Protesting Anthem protests


There’s a great deal of chatter on social media these days about how people behave during playing of the National Anthem.  That’s understandable and it’s good for Americans to stop every once in a while and really examine who we are. On one level, Colin Kaepernick has achieved a major milestone of his protest – we’re talking about it.

You might be disgusted by Kaepernick’s and others’ show of disrespect by refusing to stand when the Anthem is played. Please understand this part, though: Those who are choosing to protest during the Anthem are not protesting the brave people who have fought, been maimed, and/or died in service to our country. The protestors are, in fact, making a statement that WE civilians are failing to live up to the ideals for which those veterans sacrificed.

If anything, the protestors seek to bring honor to our military heroes by illustrating that we’ve still got work to do to achieve what they were actually fighting for.

Being an American patriot is actually a tricky and thought-provoking job.  Heck, the guys who wrote our Declaration of Independence and Constitution justified our break from England on their desire to not be treated as figurative (and hyperbolic) slaves of the Crown, while they owned actual slaves themselves.  That’s just one of many contradictions that come with the territory as a citizen of the land of the free and the home of the brave.

Personally, I embrace those messy contradictions, but if you act like they don’t exist then you’re not giving enough thought to what it actually means to be an American. We can love our country warts and all, but that doesn’t mean there’s anything wrong with putting some Compound W on a few of those warts.

So if your counter-protest for the protestors is to highlight the tremendous sacrifice of some military hero then, congratulations!  You have entirely missed the point of the protest.  It sailed right over your head while you were distracted thumping your chest and telling those ingrates to “get out” if they don’t like it here.  If your counter-protest of choice is someone in a position of authority demanding, coercing, or cajoling people under his authority to behave in a certain way when the Anthem plays (i.e., no $%&#@ protesting on MY watch), then congratulations!  You have both missed the point of the protests AND celebrated replacing the American freedoms of those under that thumb with a brand of fascist nationalism that is directly counter to the ideals for which our brave military personnel sacrifice every single day.

When the Anthem plays, I stand.  I remove my hat.  I place my hand over my heart.  And I SING.  I always have, and I will continue to do so.  But that’s my free choice to do that, and that freedom is a beautiful and precious thing. I can scarcely think of something less patriotic in America than forcing someone to stand (or do anything else) when our National Anthem plays.

 

 

 

 

Advertisements
This entry was posted in life and tagged , , , , , , . Bookmark the permalink.

Leave a Reply

Fill in your details below or click an icon to log in:

WordPress.com Logo

You are commenting using your WordPress.com account.

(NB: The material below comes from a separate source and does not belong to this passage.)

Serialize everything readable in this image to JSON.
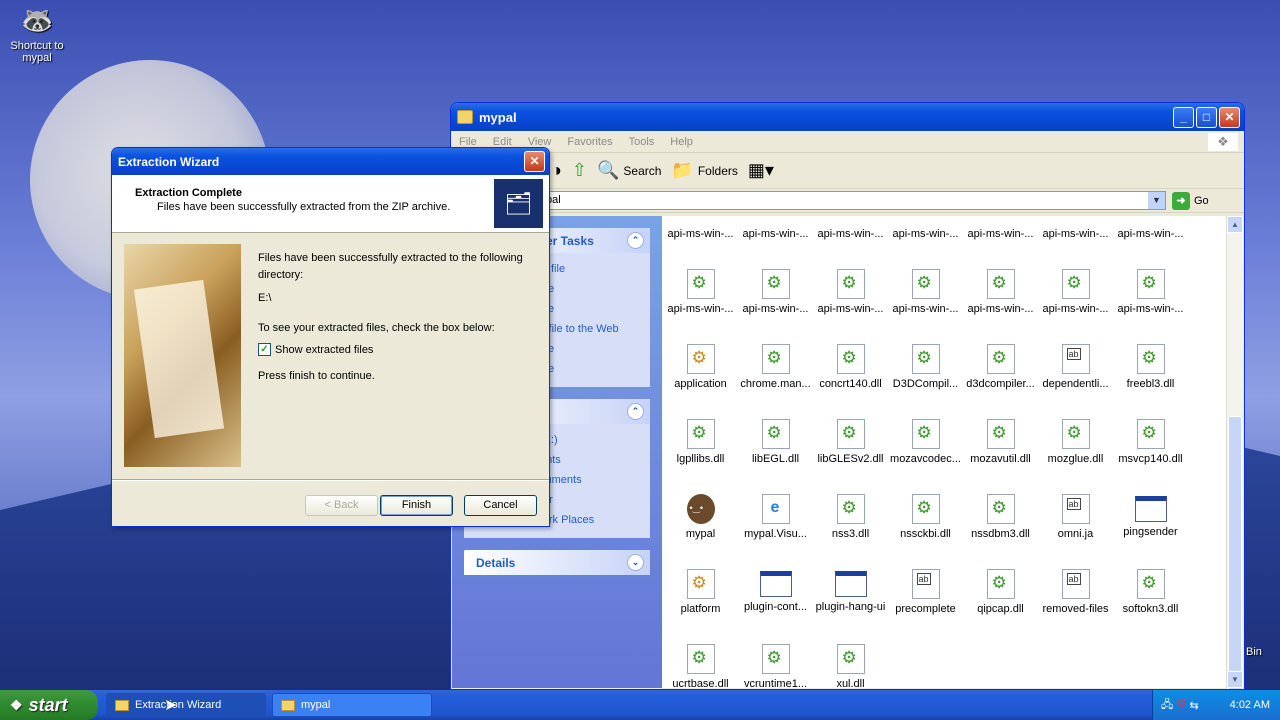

Log Out / Change )

Twitter picture

You are commenting using your Twitter account. Log Out / Change )

Facebook photo

You are commenting using your Facebook account. Log Out / Change )

Google+ photo

You are commenting using your Google+ account. Log Out / Change )

Connecting to %s